■ **DATA PROVIDED**
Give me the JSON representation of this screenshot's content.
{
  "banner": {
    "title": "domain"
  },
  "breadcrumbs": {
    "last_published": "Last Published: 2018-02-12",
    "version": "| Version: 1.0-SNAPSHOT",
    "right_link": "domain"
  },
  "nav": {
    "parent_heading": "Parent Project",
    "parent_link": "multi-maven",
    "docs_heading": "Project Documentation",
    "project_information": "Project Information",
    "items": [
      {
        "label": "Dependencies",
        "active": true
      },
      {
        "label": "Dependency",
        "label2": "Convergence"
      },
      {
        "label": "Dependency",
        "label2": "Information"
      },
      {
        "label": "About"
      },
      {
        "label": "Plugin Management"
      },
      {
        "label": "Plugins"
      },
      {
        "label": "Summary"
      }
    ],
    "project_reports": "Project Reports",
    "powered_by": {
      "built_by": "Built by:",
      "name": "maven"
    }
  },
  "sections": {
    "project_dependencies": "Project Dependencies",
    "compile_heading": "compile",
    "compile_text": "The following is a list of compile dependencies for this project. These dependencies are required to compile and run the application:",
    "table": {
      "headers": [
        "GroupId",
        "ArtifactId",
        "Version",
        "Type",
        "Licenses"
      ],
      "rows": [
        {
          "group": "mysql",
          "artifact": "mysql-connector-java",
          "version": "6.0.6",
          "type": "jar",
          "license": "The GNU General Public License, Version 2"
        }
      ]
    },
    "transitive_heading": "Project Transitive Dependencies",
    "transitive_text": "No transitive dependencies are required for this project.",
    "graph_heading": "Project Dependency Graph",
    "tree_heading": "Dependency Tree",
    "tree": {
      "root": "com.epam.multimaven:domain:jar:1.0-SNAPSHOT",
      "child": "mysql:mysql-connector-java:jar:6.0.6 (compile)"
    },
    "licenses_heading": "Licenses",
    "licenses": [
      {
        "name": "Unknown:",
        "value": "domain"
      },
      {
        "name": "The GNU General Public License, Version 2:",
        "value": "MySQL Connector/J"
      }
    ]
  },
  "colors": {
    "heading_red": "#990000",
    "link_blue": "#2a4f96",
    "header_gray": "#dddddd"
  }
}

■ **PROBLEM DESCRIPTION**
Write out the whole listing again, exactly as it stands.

■ **TASK OUTPUT**
Give me the JSON representation of this screenshot's content.
{
  "banner": {
    "title": "domain"
  },
  "breadcrumbs": {
    "last_published": "Last Published: 2018-02-12",
    "version": "| Version: 1.0-SNAPSHOT",
    "right_link": "domain"
  },
  "nav": {
    "parent_heading": "Parent Project",
    "parent_link": "multi-maven",
    "docs_heading": "Project Documentation",
    "project_information": "Project Information",
    "items": [
      {
        "label": "Dependencies",
        "active": true
      },
      {
        "label": "Dependency",
        "label2": "Convergence"
      },
      {
        "label": "Dependency",
        "label2": "Information"
      },
      {
        "label": "About"
      },
      {
        "label": "Plugin Management"
      },
      {
        "label": "Plugins"
      },
      {
        "label": "Summary"
      }
    ],
    "project_reports": "Project Reports",
    "powered_by": {
      "built_by": "Built by:",
      "name": "maven"
    }
  },
  "sections": {
    "project_dependencies": "Project Dependencies",
    "compile_heading": "compile",
    "compile_text": "The following is a list of compile dependencies for this project. These dependencies are required to compile and run the application:",
    "table": {
      "headers": [
        "GroupId",
        "ArtifactId",
        "Version",
        "Type",
        "Licenses"
      ],
      "rows": [
        {
          "group": "mysql",
          "artifact": "mysql-connector-java",
          "version": "6.0.6",
          "type": "jar",
          "license": "The GNU General Public License, Version 2"
        }
      ]
    },
    "transitive_heading": "Project Transitive Dependencies",
    "transitive_text": "No transitive dependencies are required for this project.",
    "graph_heading": "Project Dependency Graph",
    "tree_heading": "Dependency Tree",
    "tree": {
      "root": "com.epam.multimaven:domain:jar:1.0-SNAPSHOT",
      "child": "mysql:mysql-connector-java:jar:6.0.6 (compile)"
    },
    "licenses_heading": "Licenses",
    "licenses": [
      {
        "name": "Unknown:",
        "value": "domain"
      },
      {
        "name": "The GNU General Public License, Version 2:",
        "value": "MySQL Connector/J"
      }
    ]
  },
  "colors": {
    "heading_red": "#990000",
    "link_blue": "#2a4f96",
    "header_gray": "#dddddd"
  }
}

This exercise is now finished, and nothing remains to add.